Skip to main content
Gwinnett teachers honored by the Atlanta Journal-Constitution

AJC recognizes three GCPS educators

Gwinnett teachers honored by the Atlanta Journal-Constitution

August 30, 2018

     For the second year in a row, Gwinnett County Public Schools educators have been recognized by the Atlanta Journal-Constitution (AJC) for their positive impact on students’ lives and the local community. Dr. Kara Cowdrick, a 5th grade teacher at Chesney Elementary School, Robert Katz, a physics teacher at Norcross High School, and Cicely Lewis, a media specialist at Meadowcreek High School, have been named AJC Celebrating Teachers Award honorees.

Image  (left to right) of Dr. Kara Cowdrick, Robert Katz, and Cicely Lewis

     The trio are among a select group of 10 metro Atlanta educators honored by the AJC. The teachers were recognized on Wednesday, August 29, at the AJC Celebrating Teacher’s Awards ceremony. Of the 10 honorees, some have creatively used subject matters − from science to poetry − to spark their students’ interest and engage students in their learning. Winners were chosen on three levels of excellence:

  • Went above and beyond to educate 
  • Encourage
  • Inspire 

     More than 200 public and private school teachers for grades kindergarten through 12 were nominated for the award. The Celebrating Teachers Award recipients were selected by a panel of three independent academic professionals who contribute to the Atlanta regional teaching community. 


The following are excerpts from the Atlanta Journal Constitution’s articles about these award-winning teachers:

Cicely Lewis
During her 16-year career so far, Lewis has been an advocate for learning about other cultures and languages and even worked alongside novelist Toni Morrison in Paris, France, on a program entitled “Language Matters.” 

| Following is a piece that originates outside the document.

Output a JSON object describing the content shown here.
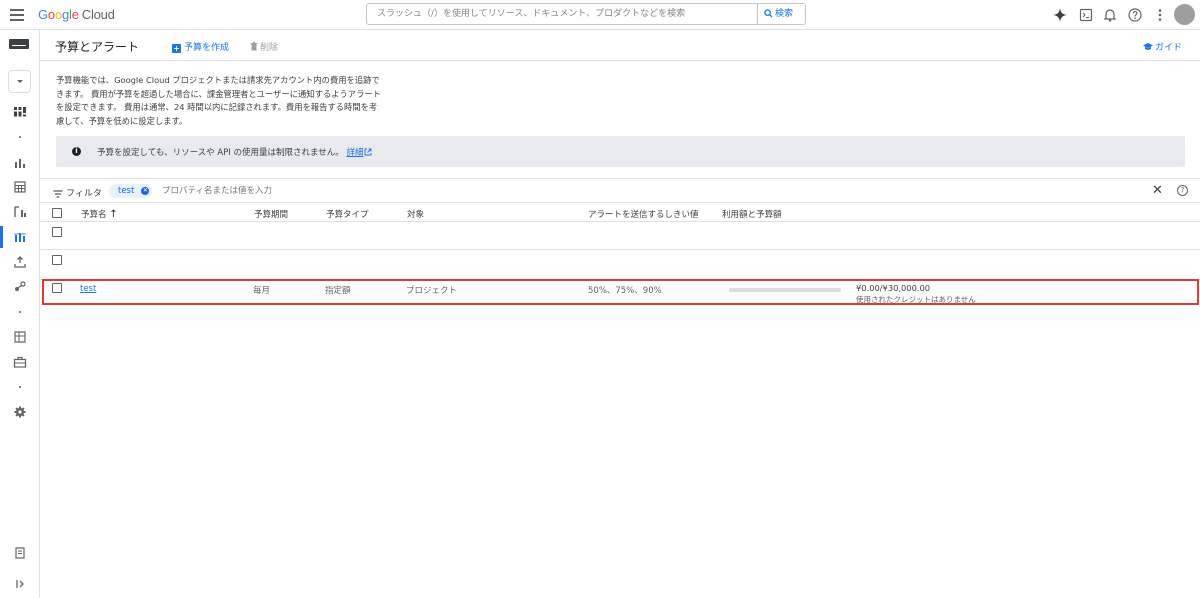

Under her direction, Lewis transformed the school library into an inviting, collaborative space for learning.

In 2017, she launched the “Read Woke” challenge, which encouraged students to read books that “challenge a social norm, give voice to the voiceless, provide information about a group that has been disenfranchised, seek to challenge the status quo” or “have a protagonist from an underrepresented or oppressed group.”

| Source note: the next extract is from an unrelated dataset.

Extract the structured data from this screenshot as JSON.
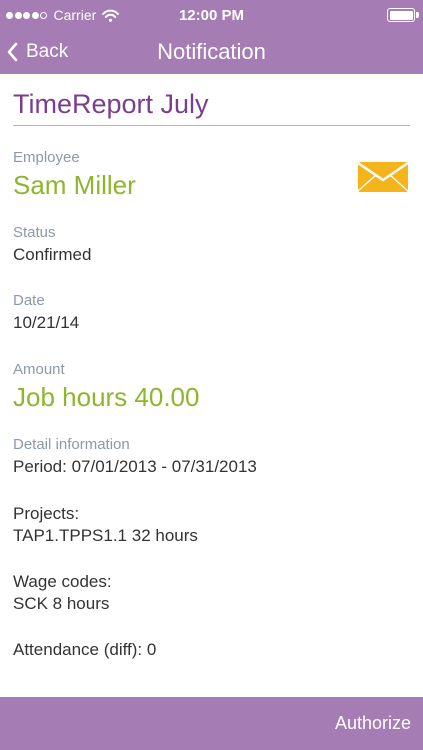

Robert Katz
Robert Katz has a passion for wildlife, and he has shared his knowledge and understanding of the natural world with students in his more than 20-year career in education.

He has spent the last 17 years of his career at Norcross High School, where he has taught various levels of biology, chemistry and ecology. Many fellow teachers influenced and encouraged him along the way, including veteran educators Paula Lindsey and Patricia Furman.

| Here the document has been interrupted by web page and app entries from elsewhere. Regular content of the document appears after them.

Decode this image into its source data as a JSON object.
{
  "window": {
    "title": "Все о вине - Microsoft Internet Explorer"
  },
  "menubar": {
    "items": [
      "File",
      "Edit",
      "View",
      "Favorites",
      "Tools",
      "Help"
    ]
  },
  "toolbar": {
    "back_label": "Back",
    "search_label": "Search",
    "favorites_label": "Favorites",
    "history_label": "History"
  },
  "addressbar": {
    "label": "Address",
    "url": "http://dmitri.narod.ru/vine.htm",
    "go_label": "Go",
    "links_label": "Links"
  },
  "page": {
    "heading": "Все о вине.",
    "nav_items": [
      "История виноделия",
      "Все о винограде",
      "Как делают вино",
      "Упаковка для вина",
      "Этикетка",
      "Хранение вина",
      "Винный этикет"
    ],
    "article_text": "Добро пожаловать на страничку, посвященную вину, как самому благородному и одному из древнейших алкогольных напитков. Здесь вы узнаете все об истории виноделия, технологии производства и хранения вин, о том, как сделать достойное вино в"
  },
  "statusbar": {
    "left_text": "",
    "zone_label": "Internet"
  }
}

Outside of the classroom, Katz devotes a good deal of his time to volunteering for the Norcross High Interact Club. Over the past decade, he and the student members of the Interact Club have developed and sustained the school’s robust recycling program. The club has also gotten involved with other conservation projects in the greater Norcross community.

Dr. Kara Cowdrick
Born and raised in Atlanta, Kara Cowdrick’s teaching career began at Gwinnett County’s Charles Brant Chesney Elementary School, but in her nine years of experience, she has influenced students and teachers all over the state.

She’s part of her school’s leadership team, services new teachers, is an adjunct professor and a an acting member of Atlanta Families’ Award for Excellence in Education Winners’ Circle, which recognizes outstanding educators in five metro Atlanta school districts.

Even when school’s out for the summer, Cowdrick travels with her literacy initiative, the Chesney Champion Bookmobile, and shares books with Chesney students in the Duluth area in hopes of not only inspiring their minds, but also empowering their hearts. She believes the champions in her classroom today are tomorrow’s world leaders.
 

 

  Download a PDF of this article
Complementary Content
${loading}